Samuel is drawn to the thick bold lines and black work of Polynesian tattoos, and the possibility of creating full bodysuits in this style. Along with Polynesian work, Samuel also does dotwork and blackwork pieces, including lots of mandalas and henna inspired pieces.
Most of Samuel’s work is large, half or full sleeves, back pieces, and even full bodysuits. Though he will do some smaller designs, mainly mandalas.
Samuel works out of his studio in Ravensburg, Germany.
Gakkin is a (mainly) blackwork and freehand artist working out of Amsterdam after first working in Kyoto.
His pieces are all large scale. Full sleeves, large torso pieces, back pieces, and bodysuits.
He collaborates often now with another Japanese blackwork artist, Nissaco. The two work well together, and their pieces flow seamlessly into each other.
His work is largely inspired by nature. Everything from wind, water, flowers, mountains, the sun, and the moon, and animals.
Gakkin also takes direct inspiration from ancient Japanese painters, adding his own interpretations.
Though he mainly works with black, he does also add splashes of red to draw the eye. In an interview with Tattoo Life, he said about working with black “I believe that black is the most important color in tattooing. Every ancient tattooing culture – Maori, Japanese, and Polynesian – considers it as such. It just works better than any other color on the skin.” (www.tattoolife.com)
The Li people live in Hainan Province, China’s most southern point. Tattoos in Hainan can be traced as far back as 3000 years ago. Hainan is often referred to as “The Tail of the Dragon”, as it is the most southern point of China, though also used to be called one of the eyeballs of China (along with Taiwan when it was a part of China) as it is an island province.
According to one German ethnologist (branch of anthropology that compares and analyzes the characteristics of different peoples and the relationship between them), Hans Stübel, the origin of their tattooing came from a story about a descendant of the original Li. This descendant of Li had a daughter whose mother died early in the child’s life. When this happened, a colourful native bird called the hoopoe fed the child with grains to keep her alive. In remembrance of this, the Li women tattoo themselves to look more like the birds, both in their colour and the patterns of their wings.
Others still believe that the women tattooed themselves in order to be recognized in the afterlife.
A more practical reason that these women tattooed themselves, particularly on their faces, is the fact that their villages would be attacked often by many of their neighbors. In order to appear unattractive to the invading men, the Li women tattooed quite intricate designs on their faces and down their necks. Making themselves appear less attractive protected them from violence and rape.

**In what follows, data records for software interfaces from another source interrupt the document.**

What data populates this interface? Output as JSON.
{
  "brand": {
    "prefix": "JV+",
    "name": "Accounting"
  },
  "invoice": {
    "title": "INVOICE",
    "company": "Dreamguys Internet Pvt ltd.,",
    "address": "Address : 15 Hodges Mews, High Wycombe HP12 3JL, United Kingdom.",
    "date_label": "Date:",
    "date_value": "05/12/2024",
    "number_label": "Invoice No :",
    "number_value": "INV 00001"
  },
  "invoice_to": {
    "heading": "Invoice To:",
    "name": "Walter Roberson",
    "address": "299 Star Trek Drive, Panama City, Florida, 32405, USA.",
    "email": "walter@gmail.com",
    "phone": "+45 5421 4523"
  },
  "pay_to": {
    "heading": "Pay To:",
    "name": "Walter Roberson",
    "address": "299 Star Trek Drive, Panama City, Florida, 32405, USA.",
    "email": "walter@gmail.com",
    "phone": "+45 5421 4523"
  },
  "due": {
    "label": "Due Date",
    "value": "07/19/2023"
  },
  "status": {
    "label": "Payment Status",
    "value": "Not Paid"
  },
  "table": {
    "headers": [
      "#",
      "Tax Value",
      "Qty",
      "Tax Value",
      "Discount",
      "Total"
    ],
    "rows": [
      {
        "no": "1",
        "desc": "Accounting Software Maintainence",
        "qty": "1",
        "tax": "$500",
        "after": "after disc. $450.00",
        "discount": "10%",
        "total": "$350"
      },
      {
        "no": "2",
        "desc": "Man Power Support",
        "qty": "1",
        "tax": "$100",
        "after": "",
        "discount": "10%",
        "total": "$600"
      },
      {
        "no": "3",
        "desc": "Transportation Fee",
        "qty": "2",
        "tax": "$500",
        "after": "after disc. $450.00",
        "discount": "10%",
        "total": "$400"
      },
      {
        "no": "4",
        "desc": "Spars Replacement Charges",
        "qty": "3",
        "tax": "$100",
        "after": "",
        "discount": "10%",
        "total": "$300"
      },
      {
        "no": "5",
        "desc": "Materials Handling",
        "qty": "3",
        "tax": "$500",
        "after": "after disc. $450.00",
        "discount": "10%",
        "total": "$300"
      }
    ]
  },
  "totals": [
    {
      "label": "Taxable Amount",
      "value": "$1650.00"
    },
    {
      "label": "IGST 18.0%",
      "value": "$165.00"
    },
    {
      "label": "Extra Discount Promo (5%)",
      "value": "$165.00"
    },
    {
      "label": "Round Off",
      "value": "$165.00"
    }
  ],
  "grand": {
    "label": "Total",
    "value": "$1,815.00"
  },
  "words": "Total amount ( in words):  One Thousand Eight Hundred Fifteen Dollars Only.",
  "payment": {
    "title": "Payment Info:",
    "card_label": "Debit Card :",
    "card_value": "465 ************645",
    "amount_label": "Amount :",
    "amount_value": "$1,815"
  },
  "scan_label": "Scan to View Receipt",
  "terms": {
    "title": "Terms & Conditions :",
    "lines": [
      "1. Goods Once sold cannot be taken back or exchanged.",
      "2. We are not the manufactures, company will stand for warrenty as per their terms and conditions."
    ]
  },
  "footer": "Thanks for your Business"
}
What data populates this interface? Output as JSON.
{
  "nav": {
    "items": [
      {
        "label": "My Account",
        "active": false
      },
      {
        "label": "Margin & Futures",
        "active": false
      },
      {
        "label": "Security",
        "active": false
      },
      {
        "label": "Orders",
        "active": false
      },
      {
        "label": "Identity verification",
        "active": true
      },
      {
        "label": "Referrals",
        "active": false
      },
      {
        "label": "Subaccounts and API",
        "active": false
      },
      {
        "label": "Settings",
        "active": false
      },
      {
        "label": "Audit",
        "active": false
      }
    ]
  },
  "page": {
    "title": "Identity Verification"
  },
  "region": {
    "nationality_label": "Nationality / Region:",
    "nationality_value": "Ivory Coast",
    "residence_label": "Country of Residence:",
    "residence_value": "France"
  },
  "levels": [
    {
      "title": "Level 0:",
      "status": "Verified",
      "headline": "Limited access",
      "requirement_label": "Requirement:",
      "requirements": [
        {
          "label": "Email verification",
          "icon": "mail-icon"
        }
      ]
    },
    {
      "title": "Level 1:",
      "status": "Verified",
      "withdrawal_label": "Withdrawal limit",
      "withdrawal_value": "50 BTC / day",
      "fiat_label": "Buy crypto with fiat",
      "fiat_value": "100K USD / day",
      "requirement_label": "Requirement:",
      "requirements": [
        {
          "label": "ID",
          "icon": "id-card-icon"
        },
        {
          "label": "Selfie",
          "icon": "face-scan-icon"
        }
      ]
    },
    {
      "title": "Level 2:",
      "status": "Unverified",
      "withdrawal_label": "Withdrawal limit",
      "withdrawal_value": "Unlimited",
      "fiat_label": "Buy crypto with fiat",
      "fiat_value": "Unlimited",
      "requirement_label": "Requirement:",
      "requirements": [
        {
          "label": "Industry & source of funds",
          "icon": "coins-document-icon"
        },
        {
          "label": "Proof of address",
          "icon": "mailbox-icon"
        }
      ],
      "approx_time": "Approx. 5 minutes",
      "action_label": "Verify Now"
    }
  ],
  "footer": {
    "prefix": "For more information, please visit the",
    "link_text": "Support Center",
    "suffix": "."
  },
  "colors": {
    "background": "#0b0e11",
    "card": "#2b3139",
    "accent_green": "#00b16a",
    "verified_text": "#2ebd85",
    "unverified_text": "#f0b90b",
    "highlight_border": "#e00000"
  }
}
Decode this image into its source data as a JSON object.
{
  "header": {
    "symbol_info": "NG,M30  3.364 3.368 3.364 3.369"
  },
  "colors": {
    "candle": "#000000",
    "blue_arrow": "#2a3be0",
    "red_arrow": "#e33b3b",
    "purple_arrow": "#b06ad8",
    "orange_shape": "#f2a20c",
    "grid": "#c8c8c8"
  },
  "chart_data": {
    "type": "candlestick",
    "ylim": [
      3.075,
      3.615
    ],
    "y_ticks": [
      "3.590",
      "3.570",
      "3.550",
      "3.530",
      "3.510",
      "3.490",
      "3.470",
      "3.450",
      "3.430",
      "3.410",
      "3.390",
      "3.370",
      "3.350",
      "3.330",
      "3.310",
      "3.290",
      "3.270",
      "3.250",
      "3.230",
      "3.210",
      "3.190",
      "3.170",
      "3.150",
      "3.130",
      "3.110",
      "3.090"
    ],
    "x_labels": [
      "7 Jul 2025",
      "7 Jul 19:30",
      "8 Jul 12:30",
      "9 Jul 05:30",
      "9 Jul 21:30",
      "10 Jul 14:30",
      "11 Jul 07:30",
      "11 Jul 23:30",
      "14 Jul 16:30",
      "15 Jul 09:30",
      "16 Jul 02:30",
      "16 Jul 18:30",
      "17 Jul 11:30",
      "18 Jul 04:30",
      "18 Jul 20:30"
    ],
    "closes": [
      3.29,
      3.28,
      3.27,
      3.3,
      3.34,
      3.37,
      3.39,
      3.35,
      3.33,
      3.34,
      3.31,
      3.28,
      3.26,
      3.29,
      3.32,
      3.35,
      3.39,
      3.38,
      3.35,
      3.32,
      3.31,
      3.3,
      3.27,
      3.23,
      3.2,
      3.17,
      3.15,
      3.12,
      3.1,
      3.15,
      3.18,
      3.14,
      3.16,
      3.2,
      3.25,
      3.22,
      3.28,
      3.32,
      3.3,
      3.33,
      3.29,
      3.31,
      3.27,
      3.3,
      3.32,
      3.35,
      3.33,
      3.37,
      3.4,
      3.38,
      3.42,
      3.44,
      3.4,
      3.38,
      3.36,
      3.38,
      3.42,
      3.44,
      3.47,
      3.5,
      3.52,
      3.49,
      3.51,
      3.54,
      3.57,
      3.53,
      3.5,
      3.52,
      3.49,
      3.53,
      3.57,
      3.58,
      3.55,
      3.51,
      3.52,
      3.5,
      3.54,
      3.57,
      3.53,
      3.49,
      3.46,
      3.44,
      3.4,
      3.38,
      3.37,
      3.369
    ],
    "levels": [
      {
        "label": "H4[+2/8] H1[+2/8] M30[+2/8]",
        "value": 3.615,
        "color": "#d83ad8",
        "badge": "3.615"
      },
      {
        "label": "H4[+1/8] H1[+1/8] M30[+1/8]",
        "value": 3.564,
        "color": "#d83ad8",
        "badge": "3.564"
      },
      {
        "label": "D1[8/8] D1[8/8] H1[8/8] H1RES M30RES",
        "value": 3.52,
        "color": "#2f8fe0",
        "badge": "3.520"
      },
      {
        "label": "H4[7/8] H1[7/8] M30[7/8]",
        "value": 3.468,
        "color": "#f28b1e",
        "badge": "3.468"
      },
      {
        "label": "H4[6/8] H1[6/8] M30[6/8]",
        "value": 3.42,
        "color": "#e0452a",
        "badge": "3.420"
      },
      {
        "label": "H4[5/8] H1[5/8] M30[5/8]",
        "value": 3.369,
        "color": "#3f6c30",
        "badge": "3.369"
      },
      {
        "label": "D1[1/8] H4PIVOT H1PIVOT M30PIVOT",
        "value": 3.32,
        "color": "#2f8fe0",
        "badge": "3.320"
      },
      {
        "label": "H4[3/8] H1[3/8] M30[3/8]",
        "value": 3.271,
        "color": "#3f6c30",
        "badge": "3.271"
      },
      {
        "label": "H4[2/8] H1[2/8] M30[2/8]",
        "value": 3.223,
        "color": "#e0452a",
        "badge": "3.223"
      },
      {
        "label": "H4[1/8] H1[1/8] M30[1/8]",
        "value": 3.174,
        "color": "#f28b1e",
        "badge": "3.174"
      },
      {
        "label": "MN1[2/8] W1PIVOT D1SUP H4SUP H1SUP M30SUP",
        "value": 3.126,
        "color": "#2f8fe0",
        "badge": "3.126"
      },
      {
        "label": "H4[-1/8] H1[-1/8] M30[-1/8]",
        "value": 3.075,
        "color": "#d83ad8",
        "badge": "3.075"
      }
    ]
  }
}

Later on in history though, these women saw the tattoos as an enhancement to their beauty. When a girl turned 13 or 14, an older woman would tattoo her, first on the nape of her neck, then her face and throat over the course of 5-7 days. Then, over the next 3 years, she would continue to be tattooed along her arms and legs. The only thing that interrupted this would be the death of a family member. Once a woman married, her hand would also be tattooed, marking her as a married woman.
Like many ancient cultures, the Li used a bamboo rod, with rattan needles to hand tap the designs into the skin. The patterns used did vary from tribe to tribe, but all used motifs taken from nature, such as plants, animals, and totemic symbols passed down through generations.
Information taken from:
-Carrie E. Reed. “Tattoo in Early China.” Journal of the American Oriental Society, vol. 120, no. 3, 2000, pp. 360–376.Liu, H. (1939).
-“Hainan: The Island and the People.” The China Journal 29(5-6): 236-246; 302-314.
-McCabe, M. [and Q.Y. Wang] (2008). “Tattooed Women of Yunnan, China.” Skin and Ink Magazine (11): 64-74.
-Stϋbel, H. (1937). Die Li Stämme der Insel Hainan: Ein Betrag zur Volkskunde Sϋdchinas. Berlin: Klinkhardt & Bierman.